The Azimuth Project
Petri net programming



This is the expository computing page for the article on Petri nets. These pages should be addressed to a range of computationally oriented readers, which includes coding enthusiasts, programmers, software engineers, computer scientists, and scientists who write code. The aim is first to provide a tutorial, then to discuss programming approaches, and then to present small programs that highlight the concepts.

Here are some guidelines:

  • The readers should be able to run these programs with a minimum of fuss. A scripting language that can represent abstractions is recommended.

  • Try keep the code as succinct and transparent as possible, while still aiming for code that runs.

  • Don’t increase usability at the expense of clarity.

  • Don’t improve performance at the expense of clarity. If there is a significant optimization that deserves to be discussed, consider presenting two versions of the program, starting with the one which is simpler but less efficient.

For an illustration, consider this section of code from the present article, which constructs a Petri net for a simplistic two-transition chemical reaction network, and then simulates it:

# combine: 2 H + 1 O --> 1 H2O
# split: 1 H20 --> 2 H + 1 O

petriNet = PetriNet(
    ["H", "O", "H2O"],    # states
    ["combine", "split"], # transitions
    [("combine",2,"H"), ("combine",1,"O"), ("split",1,"H2O")], # inputs
    [("combine",1,"H2O"), ("split",2,"H"), ("split",1,"O")],   # outputs

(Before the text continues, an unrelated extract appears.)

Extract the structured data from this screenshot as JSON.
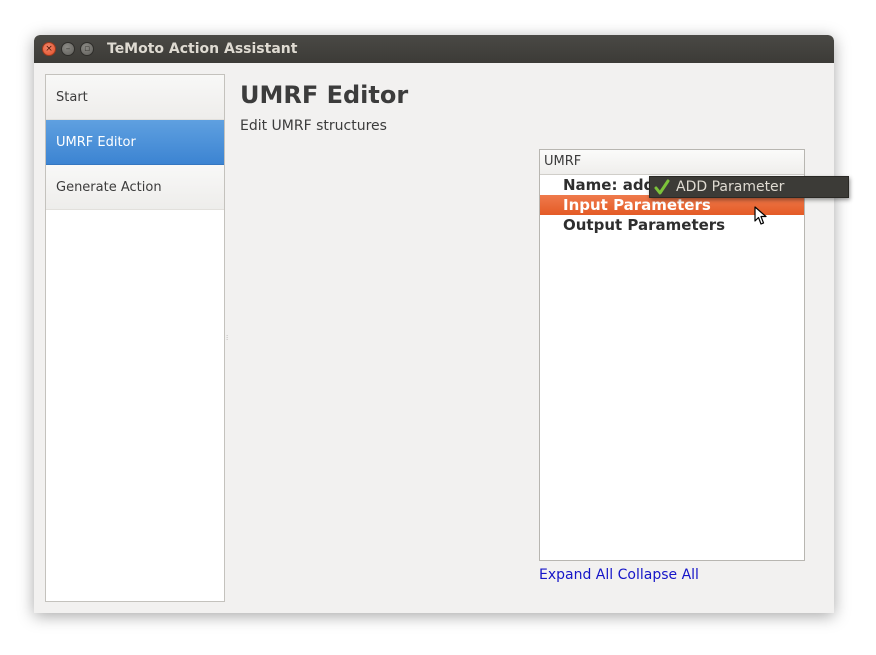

initialLabelling = {"H":5, "O":3, "H2O":4}

steps = 20
petriNet.RunSimulation(steps, initialLabelling)

Usability would be improved by passing the arguments from the environment. But that would swell the code with argument-parsing logic, which is routine and tangential to the subject at hand. It would also make the code less readable:

net = PetriNet(

Article contents

The contents have been move to Blog - Petri net programming (part 1).